ROUSES POINT - The creation of a new pharmaceutical business that will operate in the village of Rouses Point is something politicians and community leaders are envisioning as another win for the North Country.
During a press conference at the Plattsburgh-North Country Chamber of Commerce Feb. 18, it was announced newly-formed Rouses Point Pharmaceuticals has entered a manufacturing agreement with Akrimax Pharmaceuticals, operating out of its Maple Street facility. The new company recently began shipping its first product, Propranolol-ER, a generic drug described as a "non-selective beta-blocker mainly used in the treatment of hypertension."
Benjamin E. Maizel, president and chief executive officer of Rouses Point Pharmaceuticals, said the reception the company in the marketplace "has been great." Maizel added he anticipates first-year sales will be in excess of $20 million, with the expectation of increasing the number of drugs it will produce through Akrimax tenfold.
"We have goals for a lot more products in the coming years," he said.

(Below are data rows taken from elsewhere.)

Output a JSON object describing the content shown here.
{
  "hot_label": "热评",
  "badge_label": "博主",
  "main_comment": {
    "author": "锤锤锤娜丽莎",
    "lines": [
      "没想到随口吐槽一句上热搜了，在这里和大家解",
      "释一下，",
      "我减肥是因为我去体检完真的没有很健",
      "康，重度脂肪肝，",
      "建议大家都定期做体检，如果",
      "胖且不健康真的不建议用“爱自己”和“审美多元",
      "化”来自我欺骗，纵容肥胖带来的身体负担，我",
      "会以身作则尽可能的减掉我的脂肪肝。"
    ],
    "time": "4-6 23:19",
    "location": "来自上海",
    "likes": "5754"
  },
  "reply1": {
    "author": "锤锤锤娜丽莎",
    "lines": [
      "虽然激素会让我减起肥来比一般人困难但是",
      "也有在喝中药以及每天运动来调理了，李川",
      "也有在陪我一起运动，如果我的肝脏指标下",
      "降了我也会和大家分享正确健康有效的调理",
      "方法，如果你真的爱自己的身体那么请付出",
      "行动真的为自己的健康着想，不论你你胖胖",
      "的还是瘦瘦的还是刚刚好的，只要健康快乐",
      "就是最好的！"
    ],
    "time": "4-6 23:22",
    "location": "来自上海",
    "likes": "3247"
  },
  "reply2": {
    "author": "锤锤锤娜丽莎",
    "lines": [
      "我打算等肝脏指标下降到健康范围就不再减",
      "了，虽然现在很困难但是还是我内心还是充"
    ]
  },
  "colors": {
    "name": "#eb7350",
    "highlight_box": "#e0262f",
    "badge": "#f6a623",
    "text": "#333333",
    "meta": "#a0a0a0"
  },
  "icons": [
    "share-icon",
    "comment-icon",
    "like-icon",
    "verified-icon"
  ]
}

Rouses Point Pharmaceuticals, it was described, is the creation of Akrimax founders Joseph J. Krivulka and Leonard L. Mazur, who were first introduced to the North Country in January 2008. The pharmaceutical manufacturing company made headlines when it struck an agreement with Wyeth Pharmaceuticals to take over operation of its Rouses Point manufacturing facility by 2010.
Krivulka credited the support of the community, the company's employees, and politicians like U.S. Sen. Charles E. Schumer, D- N.Y., who was on-hand for the announcement, for making Akrimax successful in its growth. Already, there are more than 30 projects in the works for Akrimax, thanks to that support and the cooperation the company has seen with Wyeth, he added.
"It is this kind of help from the North Country and from the people we have internally that has helped us actually move ahead of our schedule transitioning into the plant," said Krivulka.
Schumer likened the rebirth of the Rouses Point manufacturing facility to that of the former Plattsburgh Air Force Base. Though the base closed in 1995, it has seen successful redevelopment with private businesses and government agencies through the continued efforts of individuals and organizations.
"Change occurs, but if you're smart, as people in the North Country have been, you go with the change and sometimes it ends up being even better," said Schumer. "That's what happened in Plattsburgh and, God willing, will happen in Rouses Point."
"This senator knows, I think better than many of his colleagues, that the best going forward isn't just government action, it's continuing to work with the private sector. That's where property really needs to be stimulated," said chamber of commerce president Garry F. Douglas. "That's where job growth and prosperity will return."
Rouses Point Village Mayor George A. Rivers said he's optimistic of what the new business will mean for the village.
"I think it's going to mean a long-standing relationship that will help keep our tax rate down," he said. "The restaurants will do fine, stores will do fine. Everybody benefits, including the village."